## THE PROBLEM
Copy out every line of the material below, character for character, apart from the pictures.

## DATA FOR REVIEW
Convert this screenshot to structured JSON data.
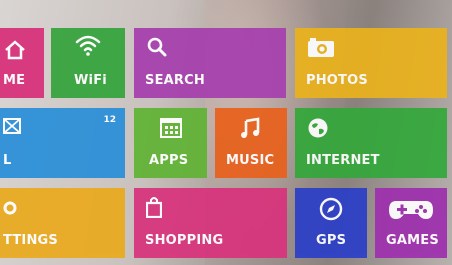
{
  "tiles": {
    "home": {
      "label": "ME",
      "color": "#d92f7a",
      "icon": "home-icon"
    },
    "wifi": {
      "label": "WiFi",
      "color": "#35a43c",
      "icon": "wifi-icon"
    },
    "search": {
      "label": "SEARCH",
      "color": "#a63fae",
      "icon": "search-icon"
    },
    "photos": {
      "label": "PHOTOS",
      "color": "#eab21c",
      "icon": "camera-icon"
    },
    "mail": {
      "label": "L",
      "color": "#2a8fd8",
      "icon": "mail-icon",
      "badge": "12"
    },
    "apps": {
      "label": "APPS",
      "color": "#60b335",
      "icon": "apps-icon"
    },
    "music": {
      "label": "MUSIC",
      "color": "#e8611c",
      "icon": "music-icon"
    },
    "internet": {
      "label": "INTERNET",
      "color": "#34a83b",
      "icon": "globe-icon"
    },
    "settings": {
      "label": "TTINGS",
      "color": "#eaaa1f",
      "icon": "gear-icon"
    },
    "shopping": {
      "label": "SHOPPING",
      "color": "#d8337c",
      "icon": "shopping-bag-icon"
    },
    "gps": {
      "label": "GPS",
      "color": "#2c3fc8",
      "icon": "compass-icon"
    },
    "games": {
      "label": "GAMES",
      "color": "#9e2fae",
      "icon": "gamepad-icon"
    }
  }
}
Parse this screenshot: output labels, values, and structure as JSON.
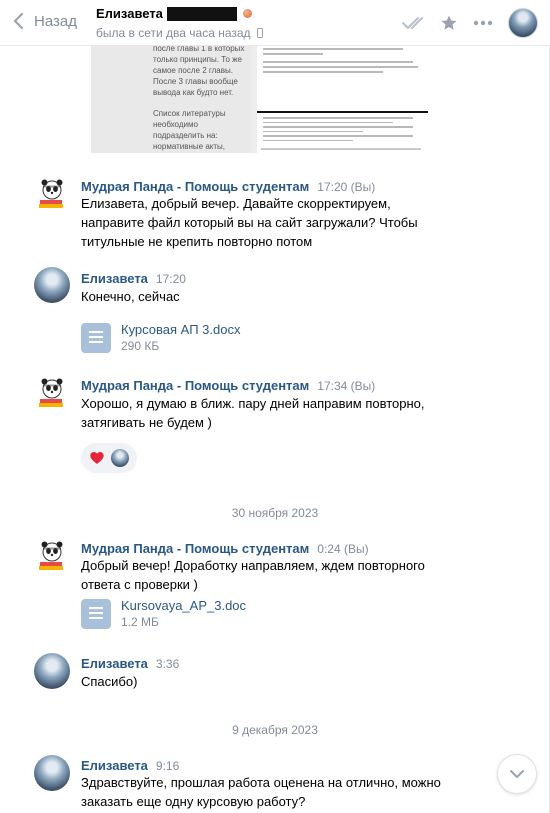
{
  "header": {
    "back_label": "Назад",
    "contact_name": "Елизавета",
    "status": "была в сети два часа назад"
  },
  "doc_preview": {
    "left_text_1": "после главы 1 в которых\nтолько принципы. То же\nсамое после 2 главы.\nПосле 3 главы вообще\nвывода как будто нет.",
    "left_text_2": "Список литературы\nнеобходимо\nподразделить на:\nнормативные акты,\nучебная литература,\nсудебная практика"
  },
  "messages": [
    {
      "author": "Мудрая Панда - Помощь студентам",
      "time": "17:20 (Вы)",
      "text": "Елизавета, добрый вечер. Давайте скорректируем, направите файл который вы на сайт загружали? Чтобы титульные не крепить повторно потом"
    },
    {
      "author": "Елизавета",
      "time": "17:20",
      "text": "Конечно, сейчас",
      "file": {
        "name": "Курсовая АП 3.docx",
        "size": "290 КБ"
      }
    },
    {
      "author": "Мудрая Панда - Помощь студентам",
      "time": "17:34 (Вы)",
      "text": "Хорошо, я думаю в ближ. пару дней направим повторно, затягивать не будем )"
    },
    {
      "author": "Мудрая Панда - Помощь студентам",
      "time": "0:24 (Вы)",
      "text": "Добрый вечер! Доработку направляем, ждем повторного ответа с проверки )",
      "file": {
        "name": "Kursovaya_AP_3.doc",
        "size": "1.2 МБ"
      }
    },
    {
      "author": "Елизавета",
      "time": "3:36",
      "text": "Спасибо)"
    },
    {
      "author": "Елизавета",
      "time": "9:16",
      "text": "Здравствуйте, прошлая работа оценена на отлично, можно заказать еще одну курсовую работу?"
    }
  ],
  "date_separators": [
    "30 ноября 2023",
    "9 декабря 2023"
  ],
  "icons": {
    "back": "chevron-left-icon",
    "read": "double-check-icon",
    "favorite": "star-icon",
    "more": "ellipsis-icon",
    "scroll": "chevron-down-icon",
    "reaction": "heart-icon"
  },
  "colors": {
    "link": "#2a5885",
    "muted": "#818c99",
    "file_icon": "#a9c0da"
  }
}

## RESPONSE AREA
Convert this screenshot to structured JSON data.
{
  "tiles": {
    "home": {
      "label": "ME",
      "color": "#d92f7a",
      "icon": "home-icon"
    },
    "wifi": {
      "label": "WiFi",
      "color": "#35a43c",
      "icon": "wifi-icon"
    },
    "search": {
      "label": "SEARCH",
      "color": "#a63fae",
      "icon": "search-icon"
    },
    "photos": {
      "label": "PHOTOS",
      "color": "#eab21c",
      "icon": "camera-icon"
    },
    "mail": {
      "label": "L",
      "color": "#2a8fd8",
      "icon": "mail-icon",
      "badge": "12"
    },
    "apps": {
      "label": "APPS",
      "color": "#60b335",
      "icon": "apps-icon"
    },
    "music": {
      "label": "MUSIC",
      "color": "#e8611c",
      "icon": "music-icon"
    },
    "internet": {
      "label": "INTERNET",
      "color": "#34a83b",
      "icon": "globe-icon"
    },
    "settings": {
      "label": "TTINGS",
      "color": "#eaaa1f",
      "icon": "gear-icon"
    },
    "shopping": {
      "label": "SHOPPING",
      "color": "#d8337c",
      "icon": "shopping-bag-icon"
    },
    "gps": {
      "label": "GPS",
      "color": "#2c3fc8",
      "icon": "compass-icon"
    },
    "games": {
      "label": "GAMES",
      "color": "#9e2fae",
      "icon": "gamepad-icon"
    }
  }
}
Parse this screenshot: output labels, values, and structure as JSON.
{
  "header": {
    "back_label": "Назад",
    "contact_name": "Елизавета",
    "status": "была в сети два часа назад"
  },
  "doc_preview": {
    "left_text_1": "после главы 1 в которых\nтолько принципы. То же\nсамое после 2 главы.\nПосле 3 главы вообще\nвывода как будто нет.",
    "left_text_2": "Список литературы\nнеобходимо\nподразделить на:\nнормативные акты,\nучебная литература,\nсудебная практика"
  },
  "messages": [
    {
      "author": "Мудрая Панда - Помощь студентам",
      "time": "17:20 (Вы)",
      "text": "Елизавета, добрый вечер. Давайте скорректируем, направите файл который вы на сайт загружали? Чтобы титульные не крепить повторно потом"
    },
    {
      "author": "Елизавета",
      "time": "17:20",
      "text": "Конечно, сейчас",
      "file": {
        "name": "Курсовая АП 3.docx",
        "size": "290 КБ"
      }
    },
    {
      "author": "Мудрая Панда - Помощь студентам",
      "time": "17:34 (Вы)",
      "text": "Хорошо, я думаю в ближ. пару дней направим повторно, затягивать не будем )"
    },
    {
      "author": "Мудрая Панда - Помощь студентам",
      "time": "0:24 (Вы)",
      "text": "Добрый вечер! Доработку направляем, ждем повторного ответа с проверки )",
      "file": {
        "name": "Kursovaya_AP_3.doc",
        "size": "1.2 МБ"
      }
    },
    {
      "author": "Елизавета",
      "time": "3:36",
      "text": "Спасибо)"
    },
    {
      "author": "Елизавета",
      "time": "9:16",
      "text": "Здравствуйте, прошлая работа оценена на отлично, можно заказать еще одну курсовую работу?"
    }
  ],
  "date_separators": [
    "30 ноября 2023",
    "9 декабря 2023"
  ],
  "icons": {
    "back": "chevron-left-icon",
    "read": "double-check-icon",
    "favorite": "star-icon",
    "more": "ellipsis-icon",
    "scroll": "chevron-down-icon",
    "reaction": "heart-icon"
  },
  "colors": {
    "link": "#2a5885",
    "muted": "#818c99",
    "file_icon": "#a9c0da"
  }
}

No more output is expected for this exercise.